So far this is not working for Linux Mint 17.2. I have an Nvidia Gtx 770 card and a samsung monitor.

I can eventually get in via a recovery mode root access and then running lightdm or startx or it's equivalent.

In the past upgrading the drivers to the latest proprietary offerings via an ubuntu repository for nvidia worked well to fix this. However after having done this recently to the nvidia-352 drivers, after some time it started happening again.

There is a fundamental bug in the start up screen that has never been addressed I think. But there aren't enough people suffering from this to warrant anyone trying to fix it.

bmac6446 8 years ago

I have an older Nvidia GeForce 8400 running in my machine. It constantly causes a black screen upon boot up. I've had to press Esc when it initiates a boot, then scroll down to Recovery Mode and press Enter. I then let it resume with a normal boot up.
I assume that the kernel and video driver are not agreeing with each other.

AlbertP 11 years ago

Your text about modeset is not exactly right. Modesetting drivers are not the same as drivers. r128 and nvidia are not kernel mode-setting drivers, you won't change anything on systems using those drivers by including nomodeset. i915, radeon and nouveau are right; but since nomodeset works for all three, no need to know what hardware you have.

gorade 11 years ago

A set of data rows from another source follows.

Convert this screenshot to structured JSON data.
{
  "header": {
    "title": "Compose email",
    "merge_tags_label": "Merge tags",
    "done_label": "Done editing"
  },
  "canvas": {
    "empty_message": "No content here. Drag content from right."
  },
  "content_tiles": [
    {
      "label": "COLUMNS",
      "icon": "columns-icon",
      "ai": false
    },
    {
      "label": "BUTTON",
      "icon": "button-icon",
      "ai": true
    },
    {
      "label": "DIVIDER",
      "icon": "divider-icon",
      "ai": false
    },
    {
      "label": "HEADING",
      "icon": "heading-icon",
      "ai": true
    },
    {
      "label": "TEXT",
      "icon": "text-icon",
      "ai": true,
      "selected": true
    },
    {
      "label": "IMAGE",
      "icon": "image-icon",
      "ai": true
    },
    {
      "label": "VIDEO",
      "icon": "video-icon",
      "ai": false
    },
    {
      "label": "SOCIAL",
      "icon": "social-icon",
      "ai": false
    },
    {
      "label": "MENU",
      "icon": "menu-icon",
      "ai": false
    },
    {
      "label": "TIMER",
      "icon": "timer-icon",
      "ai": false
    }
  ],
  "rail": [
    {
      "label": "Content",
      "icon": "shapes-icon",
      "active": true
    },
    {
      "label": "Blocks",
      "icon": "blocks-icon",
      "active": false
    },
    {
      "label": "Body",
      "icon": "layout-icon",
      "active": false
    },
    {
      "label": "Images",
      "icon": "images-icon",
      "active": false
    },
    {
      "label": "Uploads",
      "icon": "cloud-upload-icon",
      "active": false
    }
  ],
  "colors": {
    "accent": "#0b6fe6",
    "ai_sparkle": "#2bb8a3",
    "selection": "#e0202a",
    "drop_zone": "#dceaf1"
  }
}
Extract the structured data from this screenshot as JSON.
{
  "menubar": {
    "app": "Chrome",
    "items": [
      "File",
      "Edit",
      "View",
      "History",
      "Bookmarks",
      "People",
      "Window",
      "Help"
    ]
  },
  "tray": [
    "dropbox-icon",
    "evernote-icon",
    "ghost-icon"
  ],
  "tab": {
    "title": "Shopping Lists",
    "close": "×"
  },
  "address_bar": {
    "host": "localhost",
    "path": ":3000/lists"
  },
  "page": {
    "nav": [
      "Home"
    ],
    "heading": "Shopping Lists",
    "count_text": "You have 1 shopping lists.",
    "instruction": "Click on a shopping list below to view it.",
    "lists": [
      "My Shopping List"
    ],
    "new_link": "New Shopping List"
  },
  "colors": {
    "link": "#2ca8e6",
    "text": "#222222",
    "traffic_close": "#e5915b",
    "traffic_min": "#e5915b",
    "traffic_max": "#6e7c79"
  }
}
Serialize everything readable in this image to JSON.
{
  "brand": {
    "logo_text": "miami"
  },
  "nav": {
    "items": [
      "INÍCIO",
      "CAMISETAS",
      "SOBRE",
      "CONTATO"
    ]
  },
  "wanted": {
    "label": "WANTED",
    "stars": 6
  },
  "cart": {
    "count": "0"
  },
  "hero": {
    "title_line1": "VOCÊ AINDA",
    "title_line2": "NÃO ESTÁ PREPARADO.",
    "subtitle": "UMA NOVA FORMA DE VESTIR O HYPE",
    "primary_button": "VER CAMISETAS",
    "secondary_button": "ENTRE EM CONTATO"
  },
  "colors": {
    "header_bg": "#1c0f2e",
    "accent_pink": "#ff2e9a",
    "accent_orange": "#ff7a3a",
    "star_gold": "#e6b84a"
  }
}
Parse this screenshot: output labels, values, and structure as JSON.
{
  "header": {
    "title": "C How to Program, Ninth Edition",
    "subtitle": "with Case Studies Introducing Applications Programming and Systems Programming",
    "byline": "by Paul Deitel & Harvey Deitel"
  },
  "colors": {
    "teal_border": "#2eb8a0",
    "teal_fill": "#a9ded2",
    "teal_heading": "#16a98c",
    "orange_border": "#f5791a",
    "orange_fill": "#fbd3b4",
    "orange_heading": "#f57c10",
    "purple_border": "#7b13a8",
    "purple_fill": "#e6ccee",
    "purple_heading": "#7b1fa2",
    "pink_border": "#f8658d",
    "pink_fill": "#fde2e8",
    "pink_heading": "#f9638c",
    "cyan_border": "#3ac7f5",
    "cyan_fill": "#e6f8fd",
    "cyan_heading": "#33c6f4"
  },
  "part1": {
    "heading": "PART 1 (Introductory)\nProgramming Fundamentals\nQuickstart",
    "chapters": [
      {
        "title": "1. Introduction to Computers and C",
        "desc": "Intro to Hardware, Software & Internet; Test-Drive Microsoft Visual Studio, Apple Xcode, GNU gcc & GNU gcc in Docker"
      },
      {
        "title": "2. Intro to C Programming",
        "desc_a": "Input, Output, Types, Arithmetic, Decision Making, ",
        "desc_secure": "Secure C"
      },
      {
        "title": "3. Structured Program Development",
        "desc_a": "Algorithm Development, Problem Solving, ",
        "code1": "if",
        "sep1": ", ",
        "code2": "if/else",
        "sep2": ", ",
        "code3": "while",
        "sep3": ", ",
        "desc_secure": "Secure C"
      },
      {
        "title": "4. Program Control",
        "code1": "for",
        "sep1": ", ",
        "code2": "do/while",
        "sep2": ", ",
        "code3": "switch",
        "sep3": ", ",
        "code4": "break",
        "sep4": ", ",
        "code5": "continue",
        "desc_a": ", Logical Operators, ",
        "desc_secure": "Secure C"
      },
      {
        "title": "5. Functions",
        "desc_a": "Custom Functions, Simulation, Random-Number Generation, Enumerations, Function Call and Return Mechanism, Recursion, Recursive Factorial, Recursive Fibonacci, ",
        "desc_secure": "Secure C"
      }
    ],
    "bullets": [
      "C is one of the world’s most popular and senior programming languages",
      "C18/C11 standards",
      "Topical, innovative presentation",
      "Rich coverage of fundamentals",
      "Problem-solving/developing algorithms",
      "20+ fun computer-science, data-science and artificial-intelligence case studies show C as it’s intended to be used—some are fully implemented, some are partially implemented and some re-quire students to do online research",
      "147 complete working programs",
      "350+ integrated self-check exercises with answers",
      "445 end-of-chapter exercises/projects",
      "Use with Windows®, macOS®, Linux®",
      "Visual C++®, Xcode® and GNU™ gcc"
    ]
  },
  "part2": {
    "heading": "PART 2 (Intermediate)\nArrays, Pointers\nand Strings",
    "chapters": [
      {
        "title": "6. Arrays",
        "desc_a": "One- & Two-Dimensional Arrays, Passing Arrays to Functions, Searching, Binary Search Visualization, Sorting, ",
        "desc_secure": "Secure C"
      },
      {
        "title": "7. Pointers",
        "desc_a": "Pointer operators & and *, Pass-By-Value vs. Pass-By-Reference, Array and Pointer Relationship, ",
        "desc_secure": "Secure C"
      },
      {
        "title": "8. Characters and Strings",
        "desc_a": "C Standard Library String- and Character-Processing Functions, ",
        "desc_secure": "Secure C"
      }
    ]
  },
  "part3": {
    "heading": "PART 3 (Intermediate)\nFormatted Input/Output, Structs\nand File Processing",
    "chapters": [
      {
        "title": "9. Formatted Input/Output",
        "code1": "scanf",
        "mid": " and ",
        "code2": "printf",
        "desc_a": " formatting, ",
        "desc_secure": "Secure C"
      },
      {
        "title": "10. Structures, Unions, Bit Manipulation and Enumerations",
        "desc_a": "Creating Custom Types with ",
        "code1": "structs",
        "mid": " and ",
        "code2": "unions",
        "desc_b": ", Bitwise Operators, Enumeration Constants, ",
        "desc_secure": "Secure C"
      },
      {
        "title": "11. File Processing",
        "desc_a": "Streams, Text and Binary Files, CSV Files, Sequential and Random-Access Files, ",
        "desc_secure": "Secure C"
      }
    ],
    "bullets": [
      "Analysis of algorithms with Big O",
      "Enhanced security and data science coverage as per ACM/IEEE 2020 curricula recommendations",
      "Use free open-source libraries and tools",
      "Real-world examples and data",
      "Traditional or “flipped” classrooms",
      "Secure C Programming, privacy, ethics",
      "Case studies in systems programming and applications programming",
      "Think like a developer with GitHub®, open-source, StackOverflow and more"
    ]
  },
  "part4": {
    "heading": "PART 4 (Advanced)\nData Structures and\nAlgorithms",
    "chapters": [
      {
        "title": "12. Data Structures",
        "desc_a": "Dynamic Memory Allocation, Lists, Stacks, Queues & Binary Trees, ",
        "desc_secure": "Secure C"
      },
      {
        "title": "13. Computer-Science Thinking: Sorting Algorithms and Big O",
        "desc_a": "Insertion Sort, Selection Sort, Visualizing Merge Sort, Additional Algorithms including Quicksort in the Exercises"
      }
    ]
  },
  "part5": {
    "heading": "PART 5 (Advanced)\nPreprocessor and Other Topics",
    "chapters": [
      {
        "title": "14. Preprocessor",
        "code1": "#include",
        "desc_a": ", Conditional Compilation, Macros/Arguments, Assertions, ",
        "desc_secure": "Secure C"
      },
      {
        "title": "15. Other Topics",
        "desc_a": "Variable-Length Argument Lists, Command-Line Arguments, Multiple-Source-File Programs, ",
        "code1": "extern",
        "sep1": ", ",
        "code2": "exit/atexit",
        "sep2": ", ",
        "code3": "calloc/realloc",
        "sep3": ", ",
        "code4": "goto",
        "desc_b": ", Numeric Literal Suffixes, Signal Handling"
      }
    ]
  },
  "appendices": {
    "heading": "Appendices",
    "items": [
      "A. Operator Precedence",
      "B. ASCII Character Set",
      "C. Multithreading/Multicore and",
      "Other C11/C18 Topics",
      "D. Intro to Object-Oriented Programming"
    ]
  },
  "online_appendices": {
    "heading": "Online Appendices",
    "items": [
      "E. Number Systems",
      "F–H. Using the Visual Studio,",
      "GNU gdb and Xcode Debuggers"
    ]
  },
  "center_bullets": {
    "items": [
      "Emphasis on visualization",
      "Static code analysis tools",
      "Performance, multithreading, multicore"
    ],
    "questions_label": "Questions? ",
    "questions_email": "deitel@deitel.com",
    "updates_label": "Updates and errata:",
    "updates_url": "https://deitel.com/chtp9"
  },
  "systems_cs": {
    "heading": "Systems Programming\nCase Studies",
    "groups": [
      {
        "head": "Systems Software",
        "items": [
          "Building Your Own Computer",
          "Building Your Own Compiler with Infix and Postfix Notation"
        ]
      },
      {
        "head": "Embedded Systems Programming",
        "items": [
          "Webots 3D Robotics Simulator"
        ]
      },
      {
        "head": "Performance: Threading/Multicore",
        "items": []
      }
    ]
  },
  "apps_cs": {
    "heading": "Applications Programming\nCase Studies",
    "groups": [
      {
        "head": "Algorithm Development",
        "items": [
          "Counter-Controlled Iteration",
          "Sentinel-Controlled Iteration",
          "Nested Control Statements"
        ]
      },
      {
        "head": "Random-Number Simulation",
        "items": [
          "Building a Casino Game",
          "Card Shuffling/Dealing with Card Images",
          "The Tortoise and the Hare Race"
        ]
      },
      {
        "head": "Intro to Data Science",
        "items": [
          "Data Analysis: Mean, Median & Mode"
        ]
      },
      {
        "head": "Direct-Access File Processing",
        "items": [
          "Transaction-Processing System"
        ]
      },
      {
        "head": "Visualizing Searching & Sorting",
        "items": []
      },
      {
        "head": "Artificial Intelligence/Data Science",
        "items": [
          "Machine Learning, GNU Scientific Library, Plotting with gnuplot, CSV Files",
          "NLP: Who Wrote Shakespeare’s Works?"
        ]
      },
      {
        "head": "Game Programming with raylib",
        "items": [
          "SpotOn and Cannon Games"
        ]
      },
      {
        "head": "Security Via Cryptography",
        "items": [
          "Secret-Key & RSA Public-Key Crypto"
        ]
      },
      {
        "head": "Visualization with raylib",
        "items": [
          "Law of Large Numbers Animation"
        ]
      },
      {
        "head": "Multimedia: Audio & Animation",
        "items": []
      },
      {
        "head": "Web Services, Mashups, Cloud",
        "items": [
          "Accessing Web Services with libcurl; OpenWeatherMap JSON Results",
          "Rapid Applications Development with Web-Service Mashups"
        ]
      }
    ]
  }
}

Thank you! Next time I will try this. That black screen is a recurring annoyance. I have had to reinstall the whole system due to those crashes caused by mismatch. Now I hope this will be a more convenient way